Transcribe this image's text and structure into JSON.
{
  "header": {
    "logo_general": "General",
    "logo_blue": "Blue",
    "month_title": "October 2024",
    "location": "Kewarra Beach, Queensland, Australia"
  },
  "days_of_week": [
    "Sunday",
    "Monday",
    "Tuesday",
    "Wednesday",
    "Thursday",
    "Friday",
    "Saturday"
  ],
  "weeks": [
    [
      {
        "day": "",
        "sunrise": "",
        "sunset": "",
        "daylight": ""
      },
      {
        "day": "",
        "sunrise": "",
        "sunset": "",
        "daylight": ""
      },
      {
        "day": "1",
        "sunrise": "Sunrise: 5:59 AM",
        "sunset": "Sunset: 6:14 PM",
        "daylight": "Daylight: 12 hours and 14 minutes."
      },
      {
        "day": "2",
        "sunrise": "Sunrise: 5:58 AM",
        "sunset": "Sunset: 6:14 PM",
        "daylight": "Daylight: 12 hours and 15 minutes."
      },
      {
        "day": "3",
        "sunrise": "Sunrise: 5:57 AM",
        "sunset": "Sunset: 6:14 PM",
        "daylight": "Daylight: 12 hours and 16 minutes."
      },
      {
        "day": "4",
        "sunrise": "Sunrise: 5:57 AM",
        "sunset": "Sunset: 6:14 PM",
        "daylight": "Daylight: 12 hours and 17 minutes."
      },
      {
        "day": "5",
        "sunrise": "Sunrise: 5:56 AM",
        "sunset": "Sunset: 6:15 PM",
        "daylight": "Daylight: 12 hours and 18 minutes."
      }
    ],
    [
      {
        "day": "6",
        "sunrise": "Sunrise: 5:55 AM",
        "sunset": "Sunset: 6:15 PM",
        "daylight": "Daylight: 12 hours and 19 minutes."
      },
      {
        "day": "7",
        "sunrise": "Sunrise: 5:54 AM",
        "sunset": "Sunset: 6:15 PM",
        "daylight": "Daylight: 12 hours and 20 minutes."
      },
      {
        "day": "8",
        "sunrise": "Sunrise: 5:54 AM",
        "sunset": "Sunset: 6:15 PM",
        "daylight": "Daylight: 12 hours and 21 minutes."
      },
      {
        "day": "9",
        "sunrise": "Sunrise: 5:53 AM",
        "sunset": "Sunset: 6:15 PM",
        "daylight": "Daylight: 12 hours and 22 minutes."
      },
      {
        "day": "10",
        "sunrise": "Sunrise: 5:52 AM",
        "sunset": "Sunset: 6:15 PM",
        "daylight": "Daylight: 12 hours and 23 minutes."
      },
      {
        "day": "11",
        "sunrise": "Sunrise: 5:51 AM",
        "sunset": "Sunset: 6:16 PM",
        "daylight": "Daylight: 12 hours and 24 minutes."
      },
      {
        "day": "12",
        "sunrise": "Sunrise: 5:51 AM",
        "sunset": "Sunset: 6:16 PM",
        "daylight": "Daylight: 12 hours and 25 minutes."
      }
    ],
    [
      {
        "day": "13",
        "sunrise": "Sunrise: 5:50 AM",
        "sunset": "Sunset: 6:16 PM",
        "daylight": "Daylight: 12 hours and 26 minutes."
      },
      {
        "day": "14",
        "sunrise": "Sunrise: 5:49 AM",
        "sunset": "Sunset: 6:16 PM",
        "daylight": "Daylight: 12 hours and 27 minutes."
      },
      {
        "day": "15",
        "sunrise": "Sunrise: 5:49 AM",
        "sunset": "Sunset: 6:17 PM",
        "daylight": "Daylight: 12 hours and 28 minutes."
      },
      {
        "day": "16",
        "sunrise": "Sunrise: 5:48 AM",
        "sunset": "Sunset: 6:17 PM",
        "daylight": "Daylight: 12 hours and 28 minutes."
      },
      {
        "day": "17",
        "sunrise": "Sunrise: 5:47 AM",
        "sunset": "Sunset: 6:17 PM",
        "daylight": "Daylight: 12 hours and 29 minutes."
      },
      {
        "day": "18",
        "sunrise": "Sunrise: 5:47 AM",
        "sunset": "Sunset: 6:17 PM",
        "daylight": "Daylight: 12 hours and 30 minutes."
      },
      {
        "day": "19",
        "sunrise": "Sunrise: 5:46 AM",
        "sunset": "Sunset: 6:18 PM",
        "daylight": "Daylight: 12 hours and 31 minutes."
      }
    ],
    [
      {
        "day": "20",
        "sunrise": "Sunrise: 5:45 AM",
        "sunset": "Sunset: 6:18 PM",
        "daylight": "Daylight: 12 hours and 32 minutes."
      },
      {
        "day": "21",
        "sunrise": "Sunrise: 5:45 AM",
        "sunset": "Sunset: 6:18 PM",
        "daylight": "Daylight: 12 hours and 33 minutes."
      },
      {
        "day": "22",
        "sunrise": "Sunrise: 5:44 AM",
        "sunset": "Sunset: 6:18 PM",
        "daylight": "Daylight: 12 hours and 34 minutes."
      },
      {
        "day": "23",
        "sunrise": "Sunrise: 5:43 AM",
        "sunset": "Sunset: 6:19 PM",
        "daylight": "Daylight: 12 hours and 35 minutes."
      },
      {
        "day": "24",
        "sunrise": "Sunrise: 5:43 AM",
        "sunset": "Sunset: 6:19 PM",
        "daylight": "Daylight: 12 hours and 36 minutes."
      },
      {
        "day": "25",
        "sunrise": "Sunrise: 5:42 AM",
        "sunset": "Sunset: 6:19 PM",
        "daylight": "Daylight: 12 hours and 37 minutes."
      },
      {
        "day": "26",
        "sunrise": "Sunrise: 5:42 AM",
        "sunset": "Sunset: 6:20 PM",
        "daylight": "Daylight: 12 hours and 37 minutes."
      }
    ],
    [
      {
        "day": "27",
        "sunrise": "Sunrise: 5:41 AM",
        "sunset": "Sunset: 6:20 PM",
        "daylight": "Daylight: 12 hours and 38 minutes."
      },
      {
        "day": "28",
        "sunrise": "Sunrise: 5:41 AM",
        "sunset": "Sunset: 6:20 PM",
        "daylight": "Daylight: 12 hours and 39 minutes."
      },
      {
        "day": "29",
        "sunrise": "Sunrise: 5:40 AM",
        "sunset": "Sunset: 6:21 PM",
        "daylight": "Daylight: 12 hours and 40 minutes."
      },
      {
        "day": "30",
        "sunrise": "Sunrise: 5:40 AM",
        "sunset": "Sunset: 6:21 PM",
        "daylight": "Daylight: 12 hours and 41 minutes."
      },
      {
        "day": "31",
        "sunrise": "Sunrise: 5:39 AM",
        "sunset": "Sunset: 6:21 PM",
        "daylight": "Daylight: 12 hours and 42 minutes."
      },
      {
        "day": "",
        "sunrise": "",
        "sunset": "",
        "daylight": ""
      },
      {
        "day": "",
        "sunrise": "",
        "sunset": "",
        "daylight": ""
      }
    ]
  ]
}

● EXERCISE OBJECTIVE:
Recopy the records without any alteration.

● RESPONSE FOR THIS EXERCISE:
Transcribe this image's text and structure into JSON.
{
  "header": {
    "logo_general": "General",
    "logo_blue": "Blue",
    "month_title": "October 2024",
    "location": "Kewarra Beach, Queensland, Australia"
  },
  "days_of_week": [
    "Sunday",
    "Monday",
    "Tuesday",
    "Wednesday",
    "Thursday",
    "Friday",
    "Saturday"
  ],
  "weeks": [
    [
      {
        "day": "",
        "sunrise": "",
        "sunset": "",
        "daylight": ""
      },
      {
        "day": "",
        "sunrise": "",
        "sunset": "",
        "daylight": ""
      },
      {
        "day": "1",
        "sunrise": "Sunrise: 5:59 AM",
        "sunset": "Sunset: 6:14 PM",
        "daylight": "Daylight: 12 hours and 14 minutes."
      },
      {
        "day": "2",
        "sunrise": "Sunrise: 5:58 AM",
        "sunset": "Sunset: 6:14 PM",
        "daylight": "Daylight: 12 hours and 15 minutes."
      },
      {
        "day": "3",
        "sunrise": "Sunrise: 5:57 AM",
        "sunset": "Sunset: 6:14 PM",
        "daylight": "Daylight: 12 hours and 16 minutes."
      },
      {
        "day": "4",
        "sunrise": "Sunrise: 5:57 AM",
        "sunset": "Sunset: 6:14 PM",
        "daylight": "Daylight: 12 hours and 17 minutes."
      },
      {
        "day": "5",
        "sunrise": "Sunrise: 5:56 AM",
        "sunset": "Sunset: 6:15 PM",
        "daylight": "Daylight: 12 hours and 18 minutes."
      }
    ],
    [
      {
        "day": "6",
        "sunrise": "Sunrise: 5:55 AM",
        "sunset": "Sunset: 6:15 PM",
        "daylight": "Daylight: 12 hours and 19 minutes."
      },
      {
        "day": "7",
        "sunrise": "Sunrise: 5:54 AM",
        "sunset": "Sunset: 6:15 PM",
        "daylight": "Daylight: 12 hours and 20 minutes."
      },
      {
        "day": "8",
        "sunrise": "Sunrise: 5:54 AM",
        "sunset": "Sunset: 6:15 PM",
        "daylight": "Daylight: 12 hours and 21 minutes."
      },
      {
        "day": "9",
        "sunrise": "Sunrise: 5:53 AM",
        "sunset": "Sunset: 6:15 PM",
        "daylight": "Daylight: 12 hours and 22 minutes."
      },
      {
        "day": "10",
        "sunrise": "Sunrise: 5:52 AM",
        "sunset": "Sunset: 6:15 PM",
        "daylight": "Daylight: 12 hours and 23 minutes."
      },
      {
        "day": "11",
        "sunrise": "Sunrise: 5:51 AM",
        "sunset": "Sunset: 6:16 PM",
        "daylight": "Daylight: 12 hours and 24 minutes."
      },
      {
        "day": "12",
        "sunrise": "Sunrise: 5:51 AM",
        "sunset": "Sunset: 6:16 PM",
        "daylight": "Daylight: 12 hours and 25 minutes."
      }
    ],
    [
      {
        "day": "13",
        "sunrise": "Sunrise: 5:50 AM",
        "sunset": "Sunset: 6:16 PM",
        "daylight": "Daylight: 12 hours and 26 minutes."
      },
      {
        "day": "14",
        "sunrise": "Sunrise: 5:49 AM",
        "sunset": "Sunset: 6:16 PM",
        "daylight": "Daylight: 12 hours and 27 minutes."
      },
      {
        "day": "15",
        "sunrise": "Sunrise: 5:49 AM",
        "sunset": "Sunset: 6:17 PM",
        "daylight": "Daylight: 12 hours and 28 minutes."
      },
      {
        "day": "16",
        "sunrise": "Sunrise: 5:48 AM",
        "sunset": "Sunset: 6:17 PM",
        "daylight": "Daylight: 12 hours and 28 minutes."
      },
      {
        "day": "17",
        "sunrise": "Sunrise: 5:47 AM",
        "sunset": "Sunset: 6:17 PM",
        "daylight": "Daylight: 12 hours and 29 minutes."
      },
      {
        "day": "18",
        "sunrise": "Sunrise: 5:47 AM",
        "sunset": "Sunset: 6:17 PM",
        "daylight": "Daylight: 12 hours and 30 minutes."
      },
      {
        "day": "19",
        "sunrise": "Sunrise: 5:46 AM",
        "sunset": "Sunset: 6:18 PM",
        "daylight": "Daylight: 12 hours and 31 minutes."
      }
    ],
    [
      {
        "day": "20",
        "sunrise": "Sunrise: 5:45 AM",
        "sunset": "Sunset: 6:18 PM",
        "daylight": "Daylight: 12 hours and 32 minutes."
      },
      {
        "day": "21",
        "sunrise": "Sunrise: 5:45 AM",
        "sunset": "Sunset: 6:18 PM",
        "daylight": "Daylight: 12 hours and 33 minutes."
      },
      {
        "day": "22",
        "sunrise": "Sunrise: 5:44 AM",
        "sunset": "Sunset: 6:18 PM",
        "daylight": "Daylight: 12 hours and 34 minutes."
      },
      {
        "day": "23",
        "sunrise": "Sunrise: 5:43 AM",
        "sunset": "Sunset: 6:19 PM",
        "daylight": "Daylight: 12 hours and 35 minutes."
      },
      {
        "day": "24",
        "sunrise": "Sunrise: 5:43 AM",
        "sunset": "Sunset: 6:19 PM",
        "daylight": "Daylight: 12 hours and 36 minutes."
      },
      {
        "day": "25",
        "sunrise": "Sunrise: 5:42 AM",
        "sunset": "Sunset: 6:19 PM",
        "daylight": "Daylight: 12 hours and 37 minutes."
      },
      {
        "day": "26",
        "sunrise": "Sunrise: 5:42 AM",
        "sunset": "Sunset: 6:20 PM",
        "daylight": "Daylight: 12 hours and 37 minutes."
      }
    ],
    [
      {
        "day": "27",
        "sunrise": "Sunrise: 5:41 AM",
        "sunset": "Sunset: 6:20 PM",
        "daylight": "Daylight: 12 hours and 38 minutes."
      },
      {
        "day": "28",
        "sunrise": "Sunrise: 5:41 AM",
        "sunset": "Sunset: 6:20 PM",
        "daylight": "Daylight: 12 hours and 39 minutes."
      },
      {
        "day": "29",
        "sunrise": "Sunrise: 5:40 AM",
        "sunset": "Sunset: 6:21 PM",
        "daylight": "Daylight: 12 hours and 40 minutes."
      },
      {
        "day": "30",
        "sunrise": "Sunrise: 5:40 AM",
        "sunset": "Sunset: 6:21 PM",
        "daylight": "Daylight: 12 hours and 41 minutes."
      },
      {
        "day": "31",
        "sunrise": "Sunrise: 5:39 AM",
        "sunset": "Sunset: 6:21 PM",
        "daylight": "Daylight: 12 hours and 42 minutes."
      },
      {
        "day": "",
        "sunrise": "",
        "sunset": "",
        "daylight": ""
      },
      {
        "day": "",
        "sunrise": "",
        "sunset": "",
        "daylight": ""
      }
    ]
  ]
}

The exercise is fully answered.